  92. ^ a b Since 1992, squads for Football at the Summer Olympics have been restricted to three players over the age of 23. The achievements of such teams are not usually included in the statistics of the international team.
  93. ^ "Fernando Pieruccetti creates the Canarinhos". Terra. Retrieved October 6, 2006. 
  94. ^ "Reference to Pentacampeão". BBC Brasil. Retrieved October 6, 2006. 
  95. ^ "Reference to the Scratch". Guilherme Soares. 
  96. ^ Futebol, p64
  97. ^ Ibid
  98. ^ Futebol, p67
  99. ^ Brazil's national team begins preparations for World Cup (English)
  100. ^ Granja Comary reopened (English)
  101. ^ In Portuguese, please use a translator - pt:Anexo:Lista de títulos das seleções sul-americanas de futebol masculino#Sele.C3.A7.C3.A3o Brasileira de Futebol
  102. ^ Tite convoca para jogos contra Bolívia e Venezuela
  103. ^ "Sala de Troféus da CBF" (in Portuguese). Confederação Brasileira de Futebol (CBF). Retrieved January 5, 2009. 

References[edit]

  • Ruy Castro, Andrew Downie (translator) (2005). Garrincha – The triumph and tragedy of Brazil's forgotten footballing hero. Yellow Jersey Press, London. ISBN 0-224-06433-9. 

Titles[edit]

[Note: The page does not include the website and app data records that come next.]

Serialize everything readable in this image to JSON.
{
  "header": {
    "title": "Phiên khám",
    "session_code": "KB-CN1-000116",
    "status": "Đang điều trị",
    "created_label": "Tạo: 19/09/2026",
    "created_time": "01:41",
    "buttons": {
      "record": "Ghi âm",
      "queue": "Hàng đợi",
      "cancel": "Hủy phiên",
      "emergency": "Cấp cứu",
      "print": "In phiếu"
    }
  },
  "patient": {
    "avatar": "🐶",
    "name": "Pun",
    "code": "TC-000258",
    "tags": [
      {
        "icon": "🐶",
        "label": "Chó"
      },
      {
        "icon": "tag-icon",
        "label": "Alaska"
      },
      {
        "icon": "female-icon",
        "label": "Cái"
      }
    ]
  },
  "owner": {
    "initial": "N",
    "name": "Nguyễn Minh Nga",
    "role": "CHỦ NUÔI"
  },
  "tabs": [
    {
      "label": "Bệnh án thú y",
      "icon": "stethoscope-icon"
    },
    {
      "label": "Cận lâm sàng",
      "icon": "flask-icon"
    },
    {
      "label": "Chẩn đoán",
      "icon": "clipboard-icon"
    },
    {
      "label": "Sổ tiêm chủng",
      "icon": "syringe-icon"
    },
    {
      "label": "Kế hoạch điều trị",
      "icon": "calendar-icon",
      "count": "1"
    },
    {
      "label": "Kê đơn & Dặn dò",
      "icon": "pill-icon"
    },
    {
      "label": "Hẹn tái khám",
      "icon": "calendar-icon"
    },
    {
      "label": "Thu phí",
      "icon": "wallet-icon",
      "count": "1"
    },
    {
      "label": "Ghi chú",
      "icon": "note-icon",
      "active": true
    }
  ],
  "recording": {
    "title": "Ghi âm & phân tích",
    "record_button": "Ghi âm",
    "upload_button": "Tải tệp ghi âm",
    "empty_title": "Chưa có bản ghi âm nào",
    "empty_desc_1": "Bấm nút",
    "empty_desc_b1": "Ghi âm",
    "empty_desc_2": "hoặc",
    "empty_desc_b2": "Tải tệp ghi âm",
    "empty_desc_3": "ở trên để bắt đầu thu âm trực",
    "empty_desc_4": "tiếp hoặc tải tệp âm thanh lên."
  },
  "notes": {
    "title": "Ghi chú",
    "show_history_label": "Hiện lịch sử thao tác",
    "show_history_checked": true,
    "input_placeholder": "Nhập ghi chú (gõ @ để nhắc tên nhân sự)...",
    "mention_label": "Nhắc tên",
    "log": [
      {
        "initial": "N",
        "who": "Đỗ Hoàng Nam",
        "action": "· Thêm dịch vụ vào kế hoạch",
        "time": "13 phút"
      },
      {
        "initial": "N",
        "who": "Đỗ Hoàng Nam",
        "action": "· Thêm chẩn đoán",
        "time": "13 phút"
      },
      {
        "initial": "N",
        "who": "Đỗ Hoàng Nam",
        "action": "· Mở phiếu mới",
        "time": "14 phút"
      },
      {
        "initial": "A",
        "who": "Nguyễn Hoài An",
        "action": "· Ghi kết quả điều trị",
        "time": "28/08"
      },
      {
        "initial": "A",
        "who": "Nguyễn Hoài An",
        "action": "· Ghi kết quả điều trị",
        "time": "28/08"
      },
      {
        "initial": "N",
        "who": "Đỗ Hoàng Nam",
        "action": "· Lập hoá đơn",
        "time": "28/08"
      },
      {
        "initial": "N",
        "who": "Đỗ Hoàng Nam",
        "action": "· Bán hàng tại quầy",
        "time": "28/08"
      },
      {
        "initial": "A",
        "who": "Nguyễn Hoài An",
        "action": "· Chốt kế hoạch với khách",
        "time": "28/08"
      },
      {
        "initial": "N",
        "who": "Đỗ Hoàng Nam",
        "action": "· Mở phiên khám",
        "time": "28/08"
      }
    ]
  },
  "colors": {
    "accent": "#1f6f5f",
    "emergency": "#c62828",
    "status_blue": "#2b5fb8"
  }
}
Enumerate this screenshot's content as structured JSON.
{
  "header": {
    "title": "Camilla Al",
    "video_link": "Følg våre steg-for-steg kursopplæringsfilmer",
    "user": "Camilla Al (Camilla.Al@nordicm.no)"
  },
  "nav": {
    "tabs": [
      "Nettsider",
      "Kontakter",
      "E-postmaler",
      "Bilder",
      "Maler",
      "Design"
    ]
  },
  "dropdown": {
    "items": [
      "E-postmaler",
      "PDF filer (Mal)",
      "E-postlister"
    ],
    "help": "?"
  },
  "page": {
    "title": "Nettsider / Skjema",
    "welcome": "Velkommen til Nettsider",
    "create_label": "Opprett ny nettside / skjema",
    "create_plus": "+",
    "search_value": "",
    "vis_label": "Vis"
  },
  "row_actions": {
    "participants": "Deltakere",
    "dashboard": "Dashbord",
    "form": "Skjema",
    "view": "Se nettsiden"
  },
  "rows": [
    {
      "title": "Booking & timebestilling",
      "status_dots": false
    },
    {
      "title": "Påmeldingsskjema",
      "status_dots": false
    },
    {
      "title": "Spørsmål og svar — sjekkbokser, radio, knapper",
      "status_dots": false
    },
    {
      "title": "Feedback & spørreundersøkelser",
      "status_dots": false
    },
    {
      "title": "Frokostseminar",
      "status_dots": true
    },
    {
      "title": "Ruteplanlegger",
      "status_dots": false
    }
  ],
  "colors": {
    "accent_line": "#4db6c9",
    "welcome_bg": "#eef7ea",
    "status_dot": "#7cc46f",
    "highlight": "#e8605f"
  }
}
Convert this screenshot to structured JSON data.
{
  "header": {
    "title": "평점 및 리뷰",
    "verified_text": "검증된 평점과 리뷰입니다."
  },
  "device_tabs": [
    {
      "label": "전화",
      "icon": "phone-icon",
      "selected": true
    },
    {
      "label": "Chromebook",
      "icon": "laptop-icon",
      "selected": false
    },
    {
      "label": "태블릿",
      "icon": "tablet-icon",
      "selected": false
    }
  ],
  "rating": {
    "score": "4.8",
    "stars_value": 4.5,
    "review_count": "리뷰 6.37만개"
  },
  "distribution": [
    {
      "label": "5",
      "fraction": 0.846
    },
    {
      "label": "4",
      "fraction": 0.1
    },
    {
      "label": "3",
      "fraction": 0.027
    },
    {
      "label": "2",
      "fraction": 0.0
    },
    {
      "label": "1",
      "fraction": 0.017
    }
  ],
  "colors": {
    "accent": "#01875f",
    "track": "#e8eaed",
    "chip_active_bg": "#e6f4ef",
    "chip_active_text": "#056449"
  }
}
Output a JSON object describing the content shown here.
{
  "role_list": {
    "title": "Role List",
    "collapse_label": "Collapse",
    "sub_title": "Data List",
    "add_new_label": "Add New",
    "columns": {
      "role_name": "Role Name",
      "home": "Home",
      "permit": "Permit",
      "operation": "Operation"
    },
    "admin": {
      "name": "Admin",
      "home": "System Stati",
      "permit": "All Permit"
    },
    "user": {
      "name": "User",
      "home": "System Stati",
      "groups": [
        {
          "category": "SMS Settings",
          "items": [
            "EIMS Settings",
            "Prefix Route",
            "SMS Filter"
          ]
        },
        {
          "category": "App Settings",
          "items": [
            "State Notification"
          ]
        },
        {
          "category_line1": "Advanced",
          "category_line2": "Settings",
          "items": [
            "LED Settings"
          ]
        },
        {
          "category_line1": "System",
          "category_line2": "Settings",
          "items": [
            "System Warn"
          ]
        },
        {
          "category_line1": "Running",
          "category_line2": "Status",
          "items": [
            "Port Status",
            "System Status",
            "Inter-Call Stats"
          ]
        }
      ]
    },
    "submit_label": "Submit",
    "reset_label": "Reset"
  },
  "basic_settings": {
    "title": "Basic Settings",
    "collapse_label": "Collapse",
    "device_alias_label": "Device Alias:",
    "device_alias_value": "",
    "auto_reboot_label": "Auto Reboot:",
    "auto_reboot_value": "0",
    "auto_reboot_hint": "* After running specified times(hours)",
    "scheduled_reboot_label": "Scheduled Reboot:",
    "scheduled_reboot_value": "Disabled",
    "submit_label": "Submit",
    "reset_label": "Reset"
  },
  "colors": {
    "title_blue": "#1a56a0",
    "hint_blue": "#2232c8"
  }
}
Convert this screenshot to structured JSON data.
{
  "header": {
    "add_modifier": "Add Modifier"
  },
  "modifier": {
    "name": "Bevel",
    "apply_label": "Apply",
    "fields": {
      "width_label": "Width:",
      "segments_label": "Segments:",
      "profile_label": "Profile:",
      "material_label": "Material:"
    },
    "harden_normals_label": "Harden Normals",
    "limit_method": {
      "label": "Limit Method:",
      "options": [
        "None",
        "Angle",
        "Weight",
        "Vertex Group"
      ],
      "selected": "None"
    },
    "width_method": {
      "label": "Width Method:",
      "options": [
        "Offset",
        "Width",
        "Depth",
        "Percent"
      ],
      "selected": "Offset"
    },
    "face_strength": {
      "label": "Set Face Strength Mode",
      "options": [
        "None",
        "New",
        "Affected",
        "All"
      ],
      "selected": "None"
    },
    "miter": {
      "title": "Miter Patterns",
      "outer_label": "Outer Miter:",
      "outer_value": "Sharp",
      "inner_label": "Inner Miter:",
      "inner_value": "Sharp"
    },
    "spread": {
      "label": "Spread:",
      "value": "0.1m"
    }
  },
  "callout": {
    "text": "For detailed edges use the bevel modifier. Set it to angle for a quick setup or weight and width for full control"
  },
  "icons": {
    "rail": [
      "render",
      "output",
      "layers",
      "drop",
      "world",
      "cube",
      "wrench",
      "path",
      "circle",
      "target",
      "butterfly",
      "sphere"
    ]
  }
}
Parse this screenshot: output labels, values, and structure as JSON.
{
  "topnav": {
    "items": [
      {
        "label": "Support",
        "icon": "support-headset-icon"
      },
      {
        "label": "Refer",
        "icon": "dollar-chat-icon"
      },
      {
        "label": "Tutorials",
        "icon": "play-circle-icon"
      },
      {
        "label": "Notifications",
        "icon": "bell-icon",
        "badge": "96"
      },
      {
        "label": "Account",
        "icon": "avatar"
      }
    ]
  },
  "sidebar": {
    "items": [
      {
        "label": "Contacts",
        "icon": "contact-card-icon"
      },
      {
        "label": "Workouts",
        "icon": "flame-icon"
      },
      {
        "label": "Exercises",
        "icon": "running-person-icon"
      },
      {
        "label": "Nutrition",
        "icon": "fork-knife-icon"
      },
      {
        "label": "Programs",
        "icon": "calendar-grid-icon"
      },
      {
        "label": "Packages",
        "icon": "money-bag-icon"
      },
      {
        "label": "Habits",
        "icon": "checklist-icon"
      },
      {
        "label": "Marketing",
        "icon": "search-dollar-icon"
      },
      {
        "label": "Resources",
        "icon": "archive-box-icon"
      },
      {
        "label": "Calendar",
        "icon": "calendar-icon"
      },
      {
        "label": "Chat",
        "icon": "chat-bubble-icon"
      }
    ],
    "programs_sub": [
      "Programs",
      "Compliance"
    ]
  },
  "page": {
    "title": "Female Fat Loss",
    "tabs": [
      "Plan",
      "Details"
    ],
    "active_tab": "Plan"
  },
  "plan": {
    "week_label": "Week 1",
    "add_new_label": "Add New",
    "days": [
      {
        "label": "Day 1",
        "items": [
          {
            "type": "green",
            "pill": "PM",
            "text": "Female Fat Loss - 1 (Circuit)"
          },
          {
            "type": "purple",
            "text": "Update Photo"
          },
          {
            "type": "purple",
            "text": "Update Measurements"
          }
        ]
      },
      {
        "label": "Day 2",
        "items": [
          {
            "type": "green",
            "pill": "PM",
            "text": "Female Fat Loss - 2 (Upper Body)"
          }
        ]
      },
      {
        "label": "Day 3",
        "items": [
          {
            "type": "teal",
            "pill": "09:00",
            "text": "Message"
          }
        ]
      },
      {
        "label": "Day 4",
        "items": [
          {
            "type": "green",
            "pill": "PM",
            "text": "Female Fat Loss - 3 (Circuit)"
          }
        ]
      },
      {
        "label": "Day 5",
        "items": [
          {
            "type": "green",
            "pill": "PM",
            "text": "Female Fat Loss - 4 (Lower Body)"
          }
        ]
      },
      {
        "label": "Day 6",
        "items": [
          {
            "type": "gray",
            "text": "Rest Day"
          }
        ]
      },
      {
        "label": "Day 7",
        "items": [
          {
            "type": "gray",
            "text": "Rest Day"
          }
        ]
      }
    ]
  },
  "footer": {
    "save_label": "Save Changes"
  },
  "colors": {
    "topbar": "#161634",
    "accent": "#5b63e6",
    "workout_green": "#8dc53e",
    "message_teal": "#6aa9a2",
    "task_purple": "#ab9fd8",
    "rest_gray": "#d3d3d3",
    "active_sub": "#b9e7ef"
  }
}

Achievements
Preceded by
1954 West Germany 
World Champions
1958 (First title)
1962 (Second title)
Succeeded by
1966 England 
Preceded by
1966 England 
World Champions
1970 (Third title)
Succeeded by
1974 West Germany 
Preceded by
1990 West Germany 
World Champions
1994 (Fourth title)
Succeeded by
1998 France 
Preceded by
1998 France 
World Champions
2002 (Fifth title)
Succeeded by
2006 Italy 
Awards
Preceded by
Australia Men's Cricket Team Australia
Laureus World Team of the Year
2003
Succeeded by
England Rugby Union Team England

External links[edit]